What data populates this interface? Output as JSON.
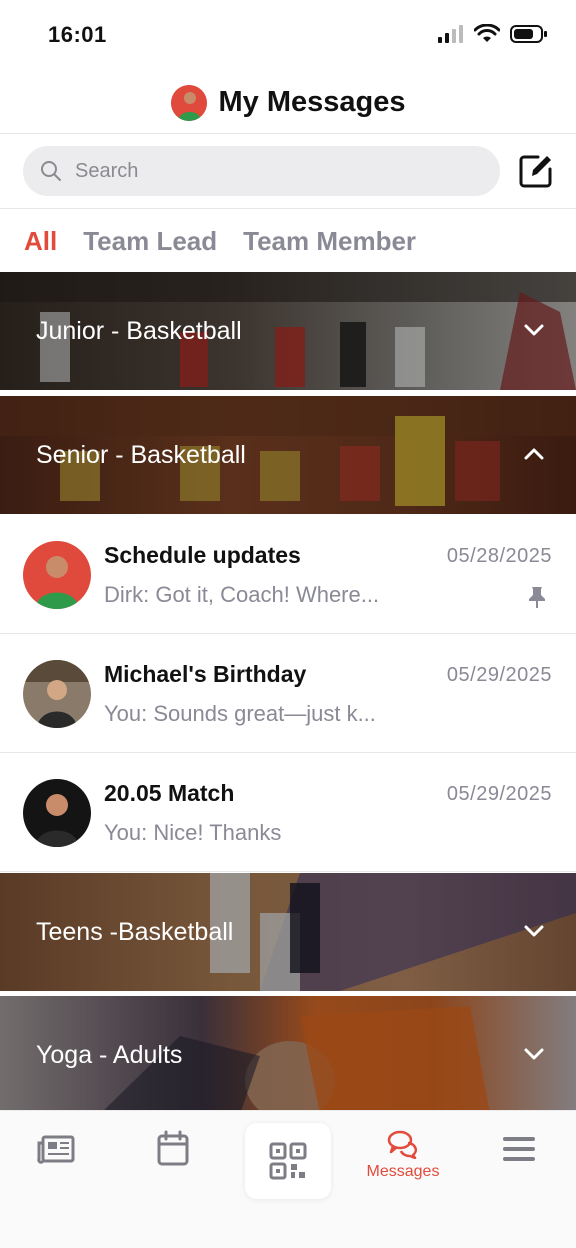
{
  "status_bar": {
    "time": "16:01"
  },
  "header": {
    "title": "My Messages"
  },
  "search": {
    "placeholder": "Search"
  },
  "tabs": [
    {
      "label": "All",
      "active": true
    },
    {
      "label": "Team Lead",
      "active": false
    },
    {
      "label": "Team Member",
      "active": false
    }
  ],
  "groups": [
    {
      "label": "Junior - Basketball",
      "expanded": false
    },
    {
      "label": "Senior - Basketball",
      "expanded": true
    },
    {
      "label": "Teens -Basketball",
      "expanded": false
    },
    {
      "label": "Yoga - Adults",
      "expanded": false
    }
  ],
  "chats": [
    {
      "title": "Schedule updates",
      "date": "05/28/2025",
      "preview": "Dirk: Got it, Coach! Where...",
      "pinned": true
    },
    {
      "title": "Michael's Birthday",
      "date": "05/29/2025",
      "preview": "You: Sounds great—just k...",
      "pinned": false
    },
    {
      "title": "20.05 Match",
      "date": "05/29/2025",
      "preview": "You: Nice! Thanks",
      "pinned": false
    }
  ],
  "tabbar": {
    "messages_label": "Messages"
  },
  "colors": {
    "accent": "#e24b3b",
    "muted": "#8a8a96"
  }
}
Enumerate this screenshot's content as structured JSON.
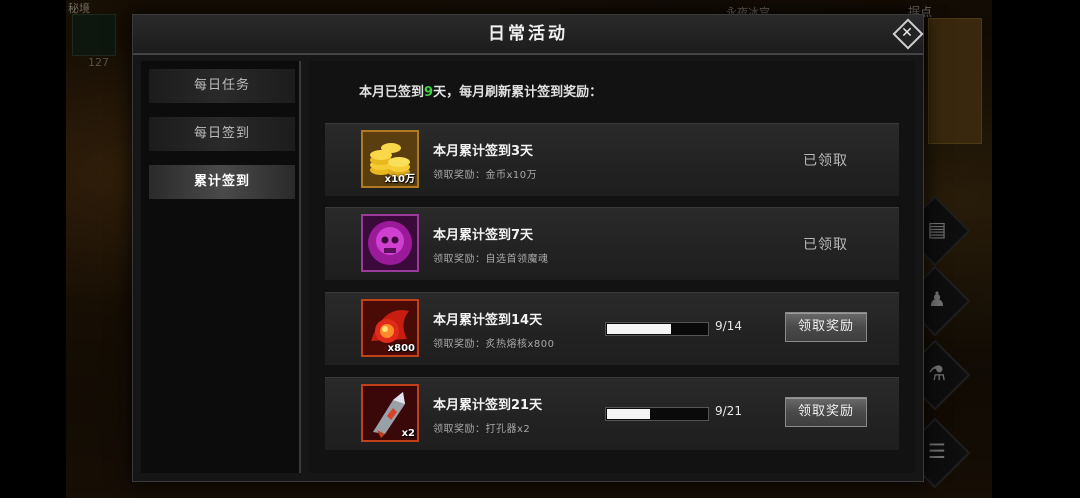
{
  "background": {
    "top_left_label": "秘境",
    "top_left_count": "127",
    "top_center_label": "永夜冰宫",
    "top_right_label": "据点"
  },
  "modal": {
    "title": "日常活动"
  },
  "sidebar": {
    "tabs": [
      {
        "label": "每日任务",
        "active": false
      },
      {
        "label": "每日签到",
        "active": false
      },
      {
        "label": "累计签到",
        "active": true
      }
    ]
  },
  "summary": {
    "prefix": "本月已签到",
    "days": "9",
    "suffix": "天，每月刷新累计签到奖励："
  },
  "rewards": [
    {
      "title": "本月累计签到3天",
      "desc": "领取奖励：金币x10万",
      "qty": "x10万",
      "icon": "gold-coins-icon",
      "status": "已领取"
    },
    {
      "title": "本月累计签到7天",
      "desc": "领取奖励：自选首领魔魂",
      "qty": "",
      "icon": "purple-skull-soul-icon",
      "status": "已领取"
    },
    {
      "title": "本月累计签到14天",
      "desc": "领取奖励：炙热熔核x800",
      "qty": "x800",
      "icon": "fire-core-icon",
      "progress_text": "9/14",
      "progress": 0.643,
      "button": "领取奖励"
    },
    {
      "title": "本月累计签到21天",
      "desc": "领取奖励：打孔器x2",
      "qty": "x2",
      "icon": "drill-blade-icon",
      "progress_text": "9/21",
      "progress": 0.429,
      "button": "领取奖励"
    }
  ]
}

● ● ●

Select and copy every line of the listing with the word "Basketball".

**OUTPUT OF THE EXERCISE**:
      "label": "Junior - Basketball",
      "label": "Senior - Basketball",
      "label": "Teens -Basketball",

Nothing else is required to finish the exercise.